Carry none of the pictures over; write out the complete data exactly.

◆ RECORDS FOR THE TASK
───

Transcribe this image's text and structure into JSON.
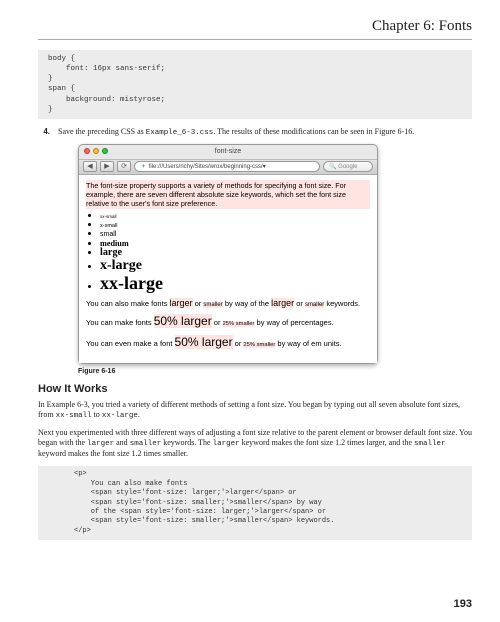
{
  "chapterTitle": "Chapter 6: Fonts",
  "code1": "body {\n    font: 16px sans-serif;\n}\nspan {\n    background: mistyrose;\n}",
  "step": {
    "num": "4.",
    "pre": "Save the preceding CSS as ",
    "file": "Example_6-3.css",
    "post": ". The results of these modifications can be seen in Figure 6-16."
  },
  "browser": {
    "title": "font-size",
    "nav": {
      "back": "◀",
      "fwd": "▶",
      "reload": "⟳"
    },
    "urlPlus": "+",
    "url": "file:///Users/richy/Sites/wrox/beginning-css/▾",
    "searchPlaceholder": "Google",
    "intro": "The font-size property supports a variety of methods for specifying a font size. For example, there are seven different absolute size keywords, which set the font size relative to the user's font size preference.",
    "sizes": [
      "xx-small",
      "x-small",
      "small",
      "medium",
      "large",
      "x-large",
      "xx-large"
    ],
    "p1": {
      "a": "You can also make fonts ",
      "larger": "larger",
      "b": " or ",
      "smaller": "smaller",
      "c": " by way of the ",
      "larger2": "larger",
      "d": " or ",
      "smaller2": "smaller",
      "e": " keywords."
    },
    "p2": {
      "a": "You can make fonts ",
      "big": "50% larger",
      "b": " or ",
      "small": "25% smaller",
      "c": " by way of percentages."
    },
    "p3": {
      "a": "You can even make a font ",
      "big": "50% larger",
      "b": " or ",
      "small": "25% smaller",
      "c": " by way of em units."
    }
  },
  "figCaption": "Figure 6-16",
  "h2": "How It Works",
  "para1": {
    "a": "In Example 6-3, you tried a variety of different methods of setting a font size. You began by typing out all seven absolute font sizes, from ",
    "c1": "xx-small",
    "b": " to ",
    "c2": "xx-large",
    "c": "."
  },
  "para2": {
    "a": "Next you experimented with three different ways of adjusting a font size relative to the parent element or browser default font size. You began with the ",
    "c1": "larger",
    "b": " and ",
    "c2": "smaller",
    "c": " keywords. The ",
    "c3": "larger",
    "d": " keyword makes the font size 1.2 times larger, and the ",
    "c4": "smaller",
    "e": " keyword makes the font size 1.2 times smaller."
  },
  "code2": "<p>\n    You can also make fonts\n    <span style='font-size: larger;'>larger</span> or\n    <span style='font-size: smaller;'>smaller</span> by way\n    of the <span style='font-size: larger;'>larger</span> or\n    <span style='font-size: smaller;'>smaller</span> keywords.\n</p>",
  "pageNum": "193"
}
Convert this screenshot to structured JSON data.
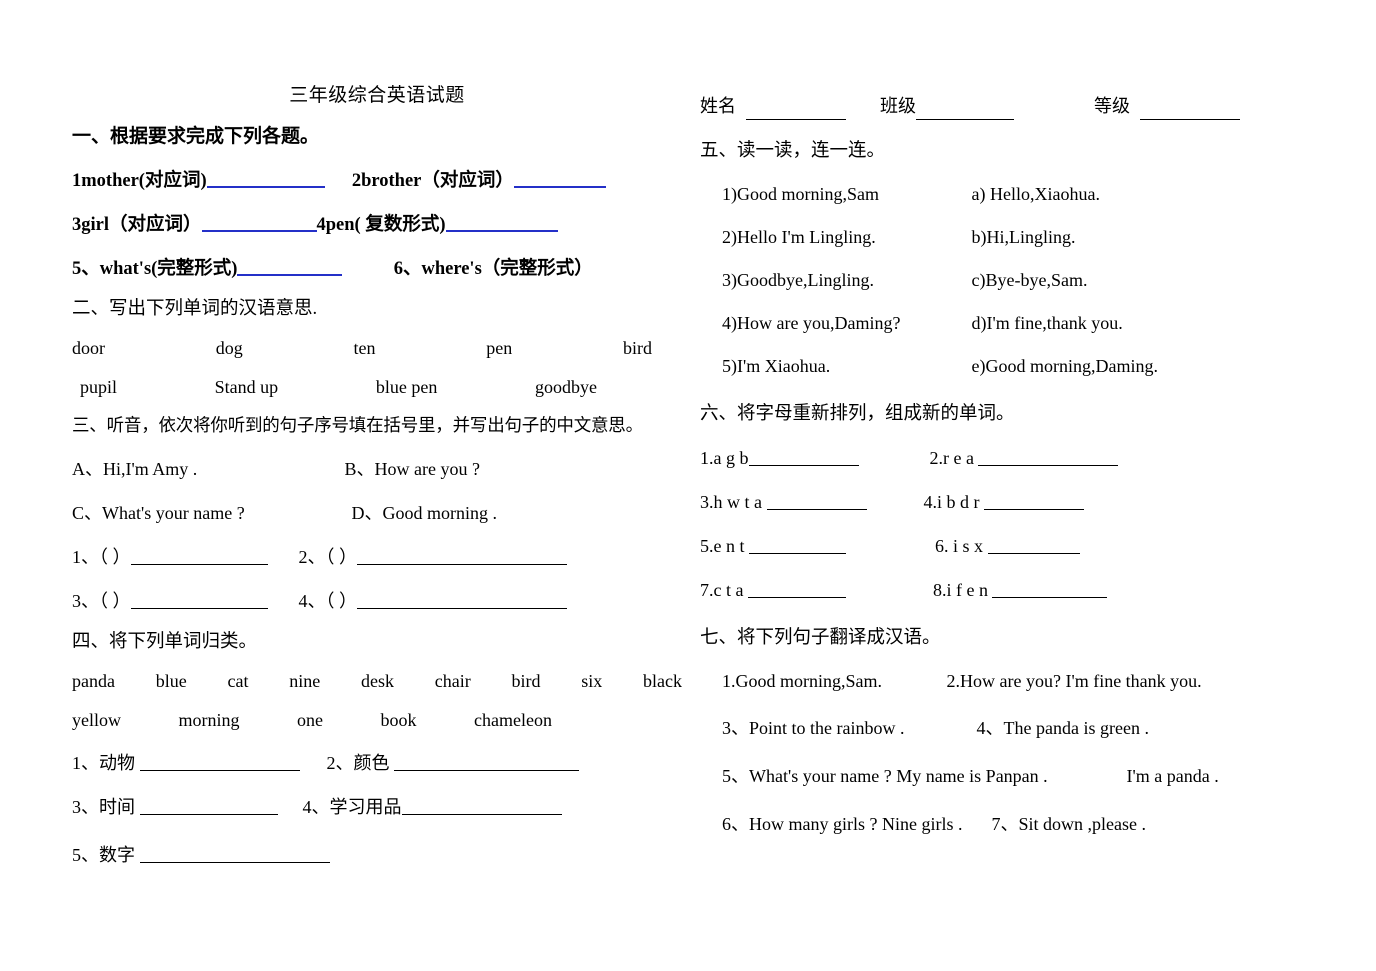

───

◆ TASK ANSWER
Transcribe this image's text and structure into JSON.
{
  "chapterTitle": "Chapter 6: Fonts",
  "code1": "body {\n    font: 16px sans-serif;\n}\nspan {\n    background: mistyrose;\n}",
  "step": {
    "num": "4.",
    "pre": "Save the preceding CSS as ",
    "file": "Example_6-3.css",
    "post": ". The results of these modifications can be seen in Figure 6-16."
  },
  "browser": {
    "title": "font-size",
    "nav": {
      "back": "◀",
      "fwd": "▶",
      "reload": "⟳"
    },
    "urlPlus": "+",
    "url": "file:///Users/richy/Sites/wrox/beginning-css/▾",
    "searchPlaceholder": "Google",
    "intro": "The font-size property supports a variety of methods for specifying a font size. For example, there are seven different absolute size keywords, which set the font size relative to the user's font size preference.",
    "sizes": [
      "xx-small",
      "x-small",
      "small",
      "medium",
      "large",
      "x-large",
      "xx-large"
    ],
    "p1": {
      "a": "You can also make fonts ",
      "larger": "larger",
      "b": " or ",
      "smaller": "smaller",
      "c": " by way of the ",
      "larger2": "larger",
      "d": " or ",
      "smaller2": "smaller",
      "e": " keywords."
    },
    "p2": {
      "a": "You can make fonts ",
      "big": "50% larger",
      "b": " or ",
      "small": "25% smaller",
      "c": " by way of percentages."
    },
    "p3": {
      "a": "You can even make a font ",
      "big": "50% larger",
      "b": " or ",
      "small": "25% smaller",
      "c": " by way of em units."
    }
  },
  "figCaption": "Figure 6-16",
  "h2": "How It Works",
  "para1": {
    "a": "In Example 6-3, you tried a variety of different methods of setting a font size. You began by typing out all seven absolute font sizes, from ",
    "c1": "xx-small",
    "b": " to ",
    "c2": "xx-large",
    "c": "."
  },
  "para2": {
    "a": "Next you experimented with three different ways of adjusting a font size relative to the parent element or browser default font size. You began with the ",
    "c1": "larger",
    "b": " and ",
    "c2": "smaller",
    "c": " keywords. The ",
    "c3": "larger",
    "d": " keyword makes the font size 1.2 times larger, and the ",
    "c4": "smaller",
    "e": " keyword makes the font size 1.2 times smaller."
  },
  "code2": "<p>\n    You can also make fonts\n    <span style='font-size: larger;'>larger</span> or\n    <span style='font-size: smaller;'>smaller</span> by way\n    of the <span style='font-size: larger;'>larger</span> or\n    <span style='font-size: smaller;'>smaller</span> keywords.\n</p>",
  "pageNum": "193"
}
Convert this screenshot to structured JSON data.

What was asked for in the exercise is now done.